President Bush reached a deal with SenateDemocrats yesterday to dislodge 25 of his stalled judicial nominees.
Mr. Bush agreed not to bypass the Senate by using recess appointments to install any more nominees on the federal bench, in exchange for Democrats’ granting final confirmation votes on 25 of his blocked judicial nominees, including five who are nominated to federal appeals courts.
Moments after Senate Majority Leader Bill Frist, Tennessee Republican, and Minority Leader Tom Daschle, South Dakota Democrat, announced the agreement on the Senate floor, the Senate unanimously confirmed Marcia G. Cook to the federal court for the Southern District of Florida, the first of the 25 listed nominees.
Still stranded are the five Circuit Court nominees being filibustered by a group of Democrats. A handful of other nominees opposed by Democrats also are not included in the list of 25.
Among the high-profile nominations not on the list are California Justice Janice Rogers Brown for the D.C. Circuit Court of Appeals and Texas Justice Priscilla Owen to the 5th U.S. Circuit Court of Appeals.
Yesterday’s agreement came after Mr. Frist and Mr. Daschle met with White House Chief of Staff Andrew H. Card Jr., who delivered the promise from Mr. Bush that he would make no more recess appointments.
“In return for the president’s commitment, which Mr. Card has conveyed to us that there will be no further judicial recess appointments for the remainder of his term, we have committed to confirm now 25 of the judicial nominations currently on the executive calendar by the end of June,” Mr. Daschle said. “Some may entail more floor time than others, but there will be a vote on each of the 25 nominations.”
The agreement is a reversal for Republicans, who had argued that Mr. Bush could make no such agreement because it would be an abrogation of his constitutional authority to make recess appointments.
Similar agreements have been made to dislodge nominees stuck in the Senate, but no one involved in the negotiations could recall a sitting president making such a compromise.
Although yesterday’s deal was agreed to by the parties’ leaders, it drew criticism from senators on both sides.
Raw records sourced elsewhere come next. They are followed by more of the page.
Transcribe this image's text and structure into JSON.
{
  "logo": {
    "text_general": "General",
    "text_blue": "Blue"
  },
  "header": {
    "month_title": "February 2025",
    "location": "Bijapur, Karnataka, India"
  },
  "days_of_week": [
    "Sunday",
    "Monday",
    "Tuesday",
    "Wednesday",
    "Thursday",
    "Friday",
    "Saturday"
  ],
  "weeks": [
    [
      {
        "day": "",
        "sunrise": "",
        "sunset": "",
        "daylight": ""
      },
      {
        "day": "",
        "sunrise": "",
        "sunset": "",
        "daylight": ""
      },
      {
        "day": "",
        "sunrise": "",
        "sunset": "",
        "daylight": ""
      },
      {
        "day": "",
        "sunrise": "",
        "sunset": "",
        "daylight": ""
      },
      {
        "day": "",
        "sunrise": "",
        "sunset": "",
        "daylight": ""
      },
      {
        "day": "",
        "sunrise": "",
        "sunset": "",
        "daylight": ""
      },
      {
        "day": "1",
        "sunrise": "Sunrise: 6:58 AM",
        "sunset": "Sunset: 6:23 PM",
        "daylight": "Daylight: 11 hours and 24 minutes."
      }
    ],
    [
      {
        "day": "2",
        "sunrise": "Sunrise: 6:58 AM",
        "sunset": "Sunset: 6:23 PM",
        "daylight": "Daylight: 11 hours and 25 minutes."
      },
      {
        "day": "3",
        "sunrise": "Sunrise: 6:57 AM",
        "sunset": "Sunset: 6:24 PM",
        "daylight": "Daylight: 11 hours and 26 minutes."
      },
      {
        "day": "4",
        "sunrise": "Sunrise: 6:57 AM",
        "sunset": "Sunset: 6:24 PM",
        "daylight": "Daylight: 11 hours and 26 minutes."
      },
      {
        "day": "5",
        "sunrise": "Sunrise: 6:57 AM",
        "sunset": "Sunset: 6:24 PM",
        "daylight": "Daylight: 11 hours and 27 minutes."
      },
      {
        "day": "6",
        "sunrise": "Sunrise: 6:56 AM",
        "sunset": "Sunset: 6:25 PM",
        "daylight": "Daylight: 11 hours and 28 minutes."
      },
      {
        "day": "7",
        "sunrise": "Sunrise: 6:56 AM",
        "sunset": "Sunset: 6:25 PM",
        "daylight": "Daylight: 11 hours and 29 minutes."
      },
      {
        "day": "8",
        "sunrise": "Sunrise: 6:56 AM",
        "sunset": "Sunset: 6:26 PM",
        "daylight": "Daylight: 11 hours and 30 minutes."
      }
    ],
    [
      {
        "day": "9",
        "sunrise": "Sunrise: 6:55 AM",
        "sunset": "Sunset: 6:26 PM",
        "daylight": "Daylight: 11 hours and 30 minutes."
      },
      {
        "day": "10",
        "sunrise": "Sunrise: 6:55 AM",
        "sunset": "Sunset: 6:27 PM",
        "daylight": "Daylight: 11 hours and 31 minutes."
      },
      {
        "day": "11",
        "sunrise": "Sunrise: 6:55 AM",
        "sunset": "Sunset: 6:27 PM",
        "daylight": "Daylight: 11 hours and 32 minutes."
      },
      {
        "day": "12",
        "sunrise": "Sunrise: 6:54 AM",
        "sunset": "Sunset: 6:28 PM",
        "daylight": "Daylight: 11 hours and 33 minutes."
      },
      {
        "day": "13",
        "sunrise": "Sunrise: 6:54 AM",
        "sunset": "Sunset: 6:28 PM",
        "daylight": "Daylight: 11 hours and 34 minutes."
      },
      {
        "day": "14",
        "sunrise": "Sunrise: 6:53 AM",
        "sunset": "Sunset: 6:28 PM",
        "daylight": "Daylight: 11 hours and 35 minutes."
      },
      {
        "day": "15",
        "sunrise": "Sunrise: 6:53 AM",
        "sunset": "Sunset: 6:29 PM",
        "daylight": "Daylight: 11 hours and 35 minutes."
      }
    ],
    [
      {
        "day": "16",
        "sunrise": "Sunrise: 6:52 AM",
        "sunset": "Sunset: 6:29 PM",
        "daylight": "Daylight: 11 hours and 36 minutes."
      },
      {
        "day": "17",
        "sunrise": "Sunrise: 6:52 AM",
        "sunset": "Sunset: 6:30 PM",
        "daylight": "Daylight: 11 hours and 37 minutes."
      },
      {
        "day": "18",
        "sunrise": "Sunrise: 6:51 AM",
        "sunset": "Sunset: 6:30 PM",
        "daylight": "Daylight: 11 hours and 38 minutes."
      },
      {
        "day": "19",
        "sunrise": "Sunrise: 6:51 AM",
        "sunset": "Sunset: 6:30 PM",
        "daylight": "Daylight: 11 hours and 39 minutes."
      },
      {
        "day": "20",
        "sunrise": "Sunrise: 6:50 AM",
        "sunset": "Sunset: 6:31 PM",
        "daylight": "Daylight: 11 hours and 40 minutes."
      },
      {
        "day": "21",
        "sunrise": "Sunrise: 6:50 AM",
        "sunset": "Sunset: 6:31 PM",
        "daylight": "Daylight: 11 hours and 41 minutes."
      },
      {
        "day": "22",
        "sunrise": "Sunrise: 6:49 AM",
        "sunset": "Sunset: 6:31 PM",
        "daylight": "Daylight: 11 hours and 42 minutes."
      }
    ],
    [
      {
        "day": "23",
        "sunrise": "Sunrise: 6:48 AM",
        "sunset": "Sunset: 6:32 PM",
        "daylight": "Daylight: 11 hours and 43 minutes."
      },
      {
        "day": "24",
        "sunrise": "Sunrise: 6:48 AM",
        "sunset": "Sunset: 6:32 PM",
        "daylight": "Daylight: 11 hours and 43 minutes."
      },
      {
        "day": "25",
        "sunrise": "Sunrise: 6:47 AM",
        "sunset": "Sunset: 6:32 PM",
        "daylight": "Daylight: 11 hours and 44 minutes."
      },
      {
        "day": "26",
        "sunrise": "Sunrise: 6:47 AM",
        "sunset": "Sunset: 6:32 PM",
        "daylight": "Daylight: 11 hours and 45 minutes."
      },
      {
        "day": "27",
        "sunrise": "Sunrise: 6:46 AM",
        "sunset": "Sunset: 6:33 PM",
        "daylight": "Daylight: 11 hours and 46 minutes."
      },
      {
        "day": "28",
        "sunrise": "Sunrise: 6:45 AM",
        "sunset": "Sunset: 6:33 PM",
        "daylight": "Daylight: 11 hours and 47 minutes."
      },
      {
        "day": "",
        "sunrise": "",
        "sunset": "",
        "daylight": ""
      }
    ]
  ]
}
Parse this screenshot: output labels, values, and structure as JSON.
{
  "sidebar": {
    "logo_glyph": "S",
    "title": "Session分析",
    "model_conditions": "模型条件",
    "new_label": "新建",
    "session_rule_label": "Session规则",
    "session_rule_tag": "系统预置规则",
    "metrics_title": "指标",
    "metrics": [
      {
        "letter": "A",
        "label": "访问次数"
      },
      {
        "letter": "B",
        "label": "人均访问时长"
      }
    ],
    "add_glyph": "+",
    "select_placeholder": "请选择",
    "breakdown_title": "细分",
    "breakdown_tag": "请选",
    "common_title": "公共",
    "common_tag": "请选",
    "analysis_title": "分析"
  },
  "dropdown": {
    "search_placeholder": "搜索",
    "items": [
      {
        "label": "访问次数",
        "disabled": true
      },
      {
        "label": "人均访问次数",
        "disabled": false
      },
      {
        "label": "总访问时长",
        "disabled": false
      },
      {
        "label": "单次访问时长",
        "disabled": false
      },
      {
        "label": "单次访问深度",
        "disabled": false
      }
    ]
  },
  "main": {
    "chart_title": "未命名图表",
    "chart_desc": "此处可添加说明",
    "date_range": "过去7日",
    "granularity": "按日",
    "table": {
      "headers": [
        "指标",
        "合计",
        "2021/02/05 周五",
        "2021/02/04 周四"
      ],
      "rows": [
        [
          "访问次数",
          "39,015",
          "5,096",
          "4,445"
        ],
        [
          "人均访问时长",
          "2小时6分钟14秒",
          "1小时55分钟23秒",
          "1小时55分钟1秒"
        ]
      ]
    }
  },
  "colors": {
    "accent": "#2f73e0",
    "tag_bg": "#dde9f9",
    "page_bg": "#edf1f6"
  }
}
“My concern is, now that the Democrat obstructionists have successfully negotiated in exchange for their hostages, what will stop them from blocking all future nominees,” asked Sen. John Cornyn, Texas Republican and member of the Senate Judiciary Committee. “What will stop future Congresses from employing similar tactics? When does it end?”
The deal also rankled Democrats still smarting over the two blocked nominees who Mr. Bush installed on the federal appeals court, bypassing Senate approval.
Although power to make such recess appointments is clearly spelled out in the Constitution, Democrats argue that it was wrong of Mr. Bush to recess-appoint two nominees who had been so publicly and actively opposed by 45 Democrats in the Senate.
Sen. Edward M. Kennedy, Massachusetts Democrat, said yesterday that although he welcomes the deal, it “doesn’t change the fact that the two recess appointments President Bush has made are an affront to the constitutional role of the Senate and totally inappropriate.”
Yesterday’s agreement also sets the stage for what could be an embarrassing defeat for Mr. Bush down the line: the first defeat by the full Senate of one of his nominees.
Among the nominees Democrats are allowing to be voted on is J. Leon Holmes, nominated to the federal bench for the Eastern District of Arkansas. Although he has support from his home state’s two Democratic senators, Mr. Holmes has been harshly criticized for religious writings in which he said women belong in roles subservient to men.
This criticism is shared by several Senate Republicans, including Sens. Arlen Specter of Pennsylvania, Lincoln Chafee of Rhode Island, and Olympia J. Snowe and Susan Collins of Maine.
One nominee whose name does not appear on the list slated for a final confirmation vote is Michigan Judge Henry W. Saad, nominated to the 6th U.S. Circuit Court of Appeals.
Sen. Orrin G. Hatch has postponed the committee hearing on his nomination 19 times while he negotiates with Sen. Carl Levin, Michigan Democrat, over Judge Saad and three other Bush nominees from Michigan. Mr. Levin remains angry that a a cousin’s wife wasn’t confirmed to that same court when President Clinton was in office.